What is communication? Can one communicate without langauge? What would that look like? In other words, can one communicate meaning without a language? I would like to argue that this is not (always) the case.
Here’s an example (which triggered this thought process in me)…Imagine a person who is born deaf and never learns a structured language (i.e. sign language, written language, etc). To this person, letters, words, and phrases do not correspond with what one would expect. This is no different than one who encounters an unknown language. Our example person is also an artist. Must his art convey meaning? In a recent seminar I attended, some people contended that all art must convey meaning. However, I disagree. Meaning is a product of language because meaning can only be conveyed by appealing to a common language. For instance, the meaning of this post is predicated upon a commonality of language between myself and you, the reader. When there is no commonality, the meaning I am conveying (if any) is lost; for example, if this post was written in Swahili, the current readership would not be able to understand it. It is in this sense that meaning is a product of language.
Now, back to our deaf artist. Sure, he could have been communicating something, but we, as foreigners to his world of language, are unable to discern that meaning. Any understanding we interpret from his artwork is what we have imposed on the art. If instead of art, he wrote a text in an unknown language (so unknown that his writing is the only existing sample), we’d have no linguistic context to properly frame it. We have no Rosetta Stone which we could use to decipher his language.
Furthermore, we have no guarantee that our deaf artist was even trying to communicate something. For all we know, he was doodling (quite extensively, but doodling nevertheless) without any intent of communication. He could have been drawing what he saw through a lens of what he felt–in other words, a private language (and I hope my allusion to Wittgenstein is not lost). We are trying to find meaning where it is possible no meaning exists.

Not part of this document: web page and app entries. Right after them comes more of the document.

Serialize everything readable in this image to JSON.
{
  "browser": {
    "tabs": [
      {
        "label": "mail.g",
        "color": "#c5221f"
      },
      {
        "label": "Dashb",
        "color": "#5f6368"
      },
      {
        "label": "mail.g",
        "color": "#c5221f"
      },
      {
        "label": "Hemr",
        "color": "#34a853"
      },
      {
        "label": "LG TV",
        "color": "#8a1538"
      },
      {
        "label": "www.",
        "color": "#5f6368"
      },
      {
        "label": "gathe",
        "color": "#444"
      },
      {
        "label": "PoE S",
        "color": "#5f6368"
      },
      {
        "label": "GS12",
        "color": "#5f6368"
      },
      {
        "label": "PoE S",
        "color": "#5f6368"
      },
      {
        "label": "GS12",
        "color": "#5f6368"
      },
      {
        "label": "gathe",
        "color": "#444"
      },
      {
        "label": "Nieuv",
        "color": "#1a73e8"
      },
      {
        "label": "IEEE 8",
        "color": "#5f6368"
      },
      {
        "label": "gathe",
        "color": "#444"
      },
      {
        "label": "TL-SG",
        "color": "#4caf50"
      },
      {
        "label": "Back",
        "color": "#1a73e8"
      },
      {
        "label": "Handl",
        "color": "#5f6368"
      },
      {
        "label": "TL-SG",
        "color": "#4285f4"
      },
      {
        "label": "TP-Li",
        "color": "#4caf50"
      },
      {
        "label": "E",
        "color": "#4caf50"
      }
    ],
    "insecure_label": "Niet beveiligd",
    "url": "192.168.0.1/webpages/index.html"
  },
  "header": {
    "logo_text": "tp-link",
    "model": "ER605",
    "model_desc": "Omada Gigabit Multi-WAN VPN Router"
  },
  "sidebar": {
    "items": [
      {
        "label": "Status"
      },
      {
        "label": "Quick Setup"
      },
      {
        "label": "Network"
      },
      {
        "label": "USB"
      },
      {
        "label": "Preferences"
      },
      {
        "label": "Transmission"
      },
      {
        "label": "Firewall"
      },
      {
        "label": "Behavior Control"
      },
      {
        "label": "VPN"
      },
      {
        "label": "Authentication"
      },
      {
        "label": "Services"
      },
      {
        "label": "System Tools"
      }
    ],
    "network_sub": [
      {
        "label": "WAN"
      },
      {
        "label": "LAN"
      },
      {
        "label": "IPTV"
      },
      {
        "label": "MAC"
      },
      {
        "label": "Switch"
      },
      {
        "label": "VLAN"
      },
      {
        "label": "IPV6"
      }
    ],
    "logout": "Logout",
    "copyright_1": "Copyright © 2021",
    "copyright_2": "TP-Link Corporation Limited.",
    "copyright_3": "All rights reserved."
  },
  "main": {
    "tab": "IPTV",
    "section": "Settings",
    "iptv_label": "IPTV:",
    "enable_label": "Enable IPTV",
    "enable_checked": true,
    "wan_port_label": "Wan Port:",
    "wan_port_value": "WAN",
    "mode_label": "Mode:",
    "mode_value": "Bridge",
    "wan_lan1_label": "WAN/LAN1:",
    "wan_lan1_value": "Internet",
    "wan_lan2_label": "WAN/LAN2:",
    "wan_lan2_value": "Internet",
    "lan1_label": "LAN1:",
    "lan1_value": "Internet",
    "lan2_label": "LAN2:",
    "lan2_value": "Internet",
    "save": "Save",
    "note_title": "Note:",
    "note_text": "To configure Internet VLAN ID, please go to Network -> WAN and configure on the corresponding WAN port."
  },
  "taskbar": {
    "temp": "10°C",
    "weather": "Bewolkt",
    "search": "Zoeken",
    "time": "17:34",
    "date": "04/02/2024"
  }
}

Another example, possibly more concrete, is the recent film Burn After Reading. Brad Pitt’s character comes across some documents which he suspects are highly classified CIA information. In reality, these are just notes from a relatively low ranking, retired CIA agent played by John Malkovich. The movie is interspersed with a running conversation between two higher-ranking CIA officials trying to figure out what is happening. As the discourse between Pitt and Malkovich continues with attempts to blackmail, extort, and include foreign agencies (the Russians for instance), the two CIA officials are at a complete loss. The entire movie is based on three separate language games: Pitt’s belief that he has valuable information, Malkovich’s discovery that his personal notes have been stolen, and the CIA’s attempt to reconcile those to their understanding that the information is not valuable at all. In the end, Malkovich and Pitt are removed from the plot and the CIA’s response is on the lines of “whatever happened, it wasn’t important, but we’ll cover it up just to be sure.” In other words, the CIA never discovers the hidden discourses and continues on with normal life because those discourses did not matter in the first place. The hidden languages that Pitt and Malkovich operated within had no value in the economy that the CIA was interested–they were meaningless.
So what is the point of all of this meandering? Only to say that meaning is a product of language and is not always necessary or guaranteed. Or, to recycle Freud: “sometimes a cigar is just a cigar.”